Link to Pubmed [PMID] – 32210946
Link to DOI – 10.3389/fmicb.2020.00373
Front Microbiol 2020 ; 11(): 373

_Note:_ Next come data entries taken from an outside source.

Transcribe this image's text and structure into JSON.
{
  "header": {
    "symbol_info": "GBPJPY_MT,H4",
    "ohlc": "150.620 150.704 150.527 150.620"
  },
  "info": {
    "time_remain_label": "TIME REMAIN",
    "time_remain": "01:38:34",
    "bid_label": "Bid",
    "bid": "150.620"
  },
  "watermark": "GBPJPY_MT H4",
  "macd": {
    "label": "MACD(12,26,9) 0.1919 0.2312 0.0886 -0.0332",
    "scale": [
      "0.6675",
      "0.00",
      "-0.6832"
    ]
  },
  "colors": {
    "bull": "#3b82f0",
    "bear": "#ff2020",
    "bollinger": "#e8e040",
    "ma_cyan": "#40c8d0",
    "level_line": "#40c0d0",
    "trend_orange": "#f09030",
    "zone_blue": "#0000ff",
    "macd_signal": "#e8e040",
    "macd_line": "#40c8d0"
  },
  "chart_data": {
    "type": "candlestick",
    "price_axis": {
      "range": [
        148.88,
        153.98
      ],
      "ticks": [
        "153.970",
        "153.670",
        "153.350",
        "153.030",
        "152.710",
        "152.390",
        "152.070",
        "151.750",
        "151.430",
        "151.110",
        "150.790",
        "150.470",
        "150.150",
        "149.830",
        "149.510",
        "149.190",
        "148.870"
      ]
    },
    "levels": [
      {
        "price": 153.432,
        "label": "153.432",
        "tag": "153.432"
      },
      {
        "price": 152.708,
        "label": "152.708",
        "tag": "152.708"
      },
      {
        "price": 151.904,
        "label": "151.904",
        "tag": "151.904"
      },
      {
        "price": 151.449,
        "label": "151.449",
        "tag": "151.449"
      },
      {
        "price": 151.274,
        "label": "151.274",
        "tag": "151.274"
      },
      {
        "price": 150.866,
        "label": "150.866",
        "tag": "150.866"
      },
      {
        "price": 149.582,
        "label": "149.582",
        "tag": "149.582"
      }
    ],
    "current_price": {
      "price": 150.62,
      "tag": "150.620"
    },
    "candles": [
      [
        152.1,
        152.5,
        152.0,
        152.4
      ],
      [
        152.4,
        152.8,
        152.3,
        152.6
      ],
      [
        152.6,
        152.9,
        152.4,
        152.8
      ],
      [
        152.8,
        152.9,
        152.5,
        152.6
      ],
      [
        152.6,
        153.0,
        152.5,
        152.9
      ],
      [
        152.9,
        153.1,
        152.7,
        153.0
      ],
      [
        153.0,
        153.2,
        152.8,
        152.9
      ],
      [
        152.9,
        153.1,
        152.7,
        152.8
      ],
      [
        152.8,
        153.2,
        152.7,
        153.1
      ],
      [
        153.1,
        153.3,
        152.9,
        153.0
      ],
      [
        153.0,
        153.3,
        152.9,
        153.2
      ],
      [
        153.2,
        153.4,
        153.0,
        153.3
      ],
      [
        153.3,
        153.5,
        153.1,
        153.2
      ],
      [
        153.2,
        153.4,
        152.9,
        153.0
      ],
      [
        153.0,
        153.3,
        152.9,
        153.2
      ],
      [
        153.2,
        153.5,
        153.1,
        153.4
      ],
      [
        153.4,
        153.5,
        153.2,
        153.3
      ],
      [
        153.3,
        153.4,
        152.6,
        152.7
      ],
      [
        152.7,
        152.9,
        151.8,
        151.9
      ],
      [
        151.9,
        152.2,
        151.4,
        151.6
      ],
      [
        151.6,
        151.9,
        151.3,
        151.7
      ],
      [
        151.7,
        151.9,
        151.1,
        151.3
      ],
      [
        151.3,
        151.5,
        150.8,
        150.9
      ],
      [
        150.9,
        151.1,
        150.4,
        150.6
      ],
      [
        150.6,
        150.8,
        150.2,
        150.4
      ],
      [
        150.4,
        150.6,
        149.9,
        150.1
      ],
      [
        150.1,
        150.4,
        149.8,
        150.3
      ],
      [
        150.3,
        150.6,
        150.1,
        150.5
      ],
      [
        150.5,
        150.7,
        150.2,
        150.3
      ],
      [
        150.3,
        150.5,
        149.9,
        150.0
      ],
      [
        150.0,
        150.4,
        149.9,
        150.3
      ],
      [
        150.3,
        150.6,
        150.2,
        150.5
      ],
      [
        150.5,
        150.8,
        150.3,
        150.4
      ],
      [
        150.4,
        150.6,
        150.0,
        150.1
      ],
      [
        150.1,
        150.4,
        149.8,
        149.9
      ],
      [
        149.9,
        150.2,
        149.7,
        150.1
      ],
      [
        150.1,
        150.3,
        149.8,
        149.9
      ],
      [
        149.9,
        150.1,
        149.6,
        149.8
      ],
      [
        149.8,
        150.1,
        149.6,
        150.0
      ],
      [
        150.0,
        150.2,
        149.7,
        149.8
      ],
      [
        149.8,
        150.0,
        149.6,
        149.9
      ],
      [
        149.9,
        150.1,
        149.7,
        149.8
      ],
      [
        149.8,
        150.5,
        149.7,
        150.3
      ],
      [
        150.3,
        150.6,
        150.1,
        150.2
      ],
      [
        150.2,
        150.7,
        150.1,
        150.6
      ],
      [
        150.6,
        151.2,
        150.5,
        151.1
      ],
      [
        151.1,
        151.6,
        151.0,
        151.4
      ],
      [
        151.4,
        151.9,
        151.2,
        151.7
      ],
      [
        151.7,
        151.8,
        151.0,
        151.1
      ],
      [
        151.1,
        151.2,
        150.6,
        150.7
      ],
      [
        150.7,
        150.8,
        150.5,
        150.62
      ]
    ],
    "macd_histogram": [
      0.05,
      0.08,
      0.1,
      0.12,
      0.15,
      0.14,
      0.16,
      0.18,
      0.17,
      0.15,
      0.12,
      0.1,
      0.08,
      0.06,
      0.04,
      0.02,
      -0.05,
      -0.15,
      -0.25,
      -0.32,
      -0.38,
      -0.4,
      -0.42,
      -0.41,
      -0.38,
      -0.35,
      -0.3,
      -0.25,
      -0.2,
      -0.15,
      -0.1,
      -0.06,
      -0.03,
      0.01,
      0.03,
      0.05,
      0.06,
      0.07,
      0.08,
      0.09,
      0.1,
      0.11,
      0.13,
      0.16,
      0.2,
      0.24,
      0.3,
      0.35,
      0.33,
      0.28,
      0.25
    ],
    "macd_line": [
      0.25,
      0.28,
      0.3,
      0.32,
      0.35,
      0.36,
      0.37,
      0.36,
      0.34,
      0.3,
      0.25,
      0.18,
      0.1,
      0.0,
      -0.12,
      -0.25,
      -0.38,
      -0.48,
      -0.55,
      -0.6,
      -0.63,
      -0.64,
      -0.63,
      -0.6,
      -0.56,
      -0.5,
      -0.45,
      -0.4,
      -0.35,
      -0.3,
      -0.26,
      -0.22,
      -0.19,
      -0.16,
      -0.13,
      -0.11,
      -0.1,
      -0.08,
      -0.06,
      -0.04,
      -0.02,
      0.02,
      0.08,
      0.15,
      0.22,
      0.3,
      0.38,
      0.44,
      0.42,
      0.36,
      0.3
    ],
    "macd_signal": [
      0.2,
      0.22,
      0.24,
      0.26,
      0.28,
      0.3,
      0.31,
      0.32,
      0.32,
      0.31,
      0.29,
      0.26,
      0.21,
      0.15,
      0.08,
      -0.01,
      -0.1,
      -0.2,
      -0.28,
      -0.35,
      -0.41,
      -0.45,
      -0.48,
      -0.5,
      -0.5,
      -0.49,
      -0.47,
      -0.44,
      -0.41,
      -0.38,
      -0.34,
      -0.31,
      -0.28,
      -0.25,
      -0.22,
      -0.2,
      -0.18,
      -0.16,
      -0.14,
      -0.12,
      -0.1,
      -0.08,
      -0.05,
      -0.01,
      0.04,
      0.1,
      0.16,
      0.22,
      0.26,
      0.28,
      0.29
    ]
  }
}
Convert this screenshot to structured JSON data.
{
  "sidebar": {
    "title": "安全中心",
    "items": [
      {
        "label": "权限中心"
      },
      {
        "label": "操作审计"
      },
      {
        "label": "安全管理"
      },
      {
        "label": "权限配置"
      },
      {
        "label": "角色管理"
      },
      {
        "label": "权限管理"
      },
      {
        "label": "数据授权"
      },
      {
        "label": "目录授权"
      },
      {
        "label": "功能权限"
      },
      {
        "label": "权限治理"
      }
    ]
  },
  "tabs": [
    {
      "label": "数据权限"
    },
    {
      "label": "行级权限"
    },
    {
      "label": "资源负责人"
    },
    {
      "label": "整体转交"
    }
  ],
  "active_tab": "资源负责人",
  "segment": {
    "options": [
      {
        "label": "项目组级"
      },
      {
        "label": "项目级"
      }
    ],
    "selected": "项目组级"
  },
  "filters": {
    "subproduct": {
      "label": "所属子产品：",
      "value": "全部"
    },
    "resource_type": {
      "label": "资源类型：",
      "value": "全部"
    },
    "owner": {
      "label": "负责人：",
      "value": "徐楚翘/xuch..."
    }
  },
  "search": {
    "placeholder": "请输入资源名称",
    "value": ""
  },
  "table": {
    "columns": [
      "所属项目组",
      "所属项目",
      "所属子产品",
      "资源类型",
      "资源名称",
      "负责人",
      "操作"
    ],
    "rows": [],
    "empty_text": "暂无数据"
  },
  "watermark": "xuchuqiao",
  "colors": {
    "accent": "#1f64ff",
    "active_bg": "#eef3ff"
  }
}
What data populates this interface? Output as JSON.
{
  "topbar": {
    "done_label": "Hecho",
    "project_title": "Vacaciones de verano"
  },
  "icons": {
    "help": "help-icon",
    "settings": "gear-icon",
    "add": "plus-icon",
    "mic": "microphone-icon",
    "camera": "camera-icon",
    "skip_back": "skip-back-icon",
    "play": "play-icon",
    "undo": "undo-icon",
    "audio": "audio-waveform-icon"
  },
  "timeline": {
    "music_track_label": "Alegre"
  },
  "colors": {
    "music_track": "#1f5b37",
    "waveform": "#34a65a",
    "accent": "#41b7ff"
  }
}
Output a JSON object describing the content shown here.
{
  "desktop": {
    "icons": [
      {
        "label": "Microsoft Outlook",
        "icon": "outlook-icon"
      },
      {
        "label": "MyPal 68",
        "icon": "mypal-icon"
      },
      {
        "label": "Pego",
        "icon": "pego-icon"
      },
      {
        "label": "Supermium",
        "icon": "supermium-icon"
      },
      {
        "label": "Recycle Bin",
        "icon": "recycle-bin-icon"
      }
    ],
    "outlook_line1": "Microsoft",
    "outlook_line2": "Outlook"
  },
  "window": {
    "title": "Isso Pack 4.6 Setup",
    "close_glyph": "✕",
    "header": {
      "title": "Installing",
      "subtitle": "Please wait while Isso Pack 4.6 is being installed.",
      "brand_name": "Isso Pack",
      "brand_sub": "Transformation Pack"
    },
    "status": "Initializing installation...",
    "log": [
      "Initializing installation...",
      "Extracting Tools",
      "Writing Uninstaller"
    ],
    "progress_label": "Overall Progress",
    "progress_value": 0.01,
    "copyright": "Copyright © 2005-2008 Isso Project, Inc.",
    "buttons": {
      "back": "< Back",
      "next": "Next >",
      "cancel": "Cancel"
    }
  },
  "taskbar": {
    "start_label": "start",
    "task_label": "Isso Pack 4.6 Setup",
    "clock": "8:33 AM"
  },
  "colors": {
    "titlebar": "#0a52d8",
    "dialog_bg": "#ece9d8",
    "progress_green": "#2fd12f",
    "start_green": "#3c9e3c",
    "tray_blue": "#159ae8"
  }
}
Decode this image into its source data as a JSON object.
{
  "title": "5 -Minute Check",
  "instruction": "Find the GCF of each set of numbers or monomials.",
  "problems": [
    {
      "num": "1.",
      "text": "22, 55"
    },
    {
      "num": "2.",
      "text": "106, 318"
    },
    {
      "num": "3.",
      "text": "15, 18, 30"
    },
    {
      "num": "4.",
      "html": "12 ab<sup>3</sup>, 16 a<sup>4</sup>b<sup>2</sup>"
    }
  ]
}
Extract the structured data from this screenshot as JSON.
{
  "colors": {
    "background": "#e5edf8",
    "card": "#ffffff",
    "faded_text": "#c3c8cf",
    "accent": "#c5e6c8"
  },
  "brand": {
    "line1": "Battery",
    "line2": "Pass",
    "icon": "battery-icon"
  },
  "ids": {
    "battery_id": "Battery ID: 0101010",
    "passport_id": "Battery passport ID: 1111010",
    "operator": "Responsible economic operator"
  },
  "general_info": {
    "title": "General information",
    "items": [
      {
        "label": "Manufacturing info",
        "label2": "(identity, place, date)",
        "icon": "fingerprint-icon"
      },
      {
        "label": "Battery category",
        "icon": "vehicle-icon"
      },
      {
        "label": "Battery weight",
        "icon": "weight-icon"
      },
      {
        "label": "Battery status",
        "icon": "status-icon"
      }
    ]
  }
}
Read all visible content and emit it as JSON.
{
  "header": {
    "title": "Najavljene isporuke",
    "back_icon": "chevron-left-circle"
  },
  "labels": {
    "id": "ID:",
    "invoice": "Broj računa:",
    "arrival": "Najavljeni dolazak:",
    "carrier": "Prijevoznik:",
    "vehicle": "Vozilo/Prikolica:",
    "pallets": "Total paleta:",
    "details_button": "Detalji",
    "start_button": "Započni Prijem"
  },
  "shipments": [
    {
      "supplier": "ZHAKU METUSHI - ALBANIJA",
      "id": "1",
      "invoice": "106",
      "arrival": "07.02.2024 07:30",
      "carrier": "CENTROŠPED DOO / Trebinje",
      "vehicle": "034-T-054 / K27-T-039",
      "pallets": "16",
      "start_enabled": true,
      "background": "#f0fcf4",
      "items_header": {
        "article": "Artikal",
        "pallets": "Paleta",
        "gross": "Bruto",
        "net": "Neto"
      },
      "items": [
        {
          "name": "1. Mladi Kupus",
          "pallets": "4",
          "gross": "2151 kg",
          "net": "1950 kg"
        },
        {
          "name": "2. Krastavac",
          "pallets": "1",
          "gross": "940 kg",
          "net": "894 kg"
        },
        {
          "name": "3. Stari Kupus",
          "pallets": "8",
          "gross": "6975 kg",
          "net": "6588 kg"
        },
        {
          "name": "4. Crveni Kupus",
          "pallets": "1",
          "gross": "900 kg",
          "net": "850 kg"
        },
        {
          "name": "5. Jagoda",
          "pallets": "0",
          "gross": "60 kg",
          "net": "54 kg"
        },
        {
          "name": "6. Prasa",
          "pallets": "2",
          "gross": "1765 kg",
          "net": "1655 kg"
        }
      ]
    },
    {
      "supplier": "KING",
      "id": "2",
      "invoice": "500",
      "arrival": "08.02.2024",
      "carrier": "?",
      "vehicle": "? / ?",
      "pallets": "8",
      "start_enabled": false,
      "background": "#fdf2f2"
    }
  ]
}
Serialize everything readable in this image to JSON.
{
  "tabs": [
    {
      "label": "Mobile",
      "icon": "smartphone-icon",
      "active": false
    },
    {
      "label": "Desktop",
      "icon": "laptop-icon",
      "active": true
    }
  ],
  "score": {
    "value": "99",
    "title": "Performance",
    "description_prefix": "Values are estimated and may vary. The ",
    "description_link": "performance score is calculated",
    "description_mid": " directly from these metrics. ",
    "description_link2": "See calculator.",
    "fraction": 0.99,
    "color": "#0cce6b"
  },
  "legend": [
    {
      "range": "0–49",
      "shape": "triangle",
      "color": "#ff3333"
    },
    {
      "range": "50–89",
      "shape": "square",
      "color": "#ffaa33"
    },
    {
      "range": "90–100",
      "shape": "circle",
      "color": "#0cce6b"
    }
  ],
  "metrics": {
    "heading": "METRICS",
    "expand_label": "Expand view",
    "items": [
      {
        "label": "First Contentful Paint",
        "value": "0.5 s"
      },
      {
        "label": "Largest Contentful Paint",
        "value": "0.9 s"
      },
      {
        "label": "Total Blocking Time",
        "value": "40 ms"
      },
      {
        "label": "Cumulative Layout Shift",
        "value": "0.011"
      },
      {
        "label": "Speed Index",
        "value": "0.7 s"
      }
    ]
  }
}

Blood collected and dried on a paper card – dried blood spot (DBS) – knows a growing interest as a sampling method that can be performed outside care facilities by capillary puncture, and transported in a simple and safe manner by mail. The benefits of this method for blood collection and transport has recently led the World Health Organization to recommend DBS for HIV and hepatitis B and C diagnosis. The clinical utility of DBS sampling to improve diagnostics and care of HIV and hepatitis B and C infection in hard to reach populations, key populations and people living in low-income settings was highlighted. Literature about usefulness of DBS specimens in the therapeutic cascade of care – screening, confirmation, quantification of nucleic acids, and resistance genotyping -, was reviewed. DBS samples are suitable for testing antibodies, antigens, or nucleic acids using most laboratory methods. Good sensibility and specificity have been reported for infant HIV diagnosis and diagnosis of hepatitis B and C. The performance of HIV RNA testing on DBS to identified virological failure on antiretroviral therapy is also high but not optimal because of the dilution of dried blood in the elution buffer, reducing the analytical sensitivity, and because of the contamination by intracellular HIV DNA. Standardized protocols are needed for inter-laboratory comparisons, and manufacturers should pursue regulatory approval for in vitro diagnostics using DBS specimens. Despite these limitations, DBS sampling is a clinically relevant tool to improve access to infectious disease diagnosis worldwide.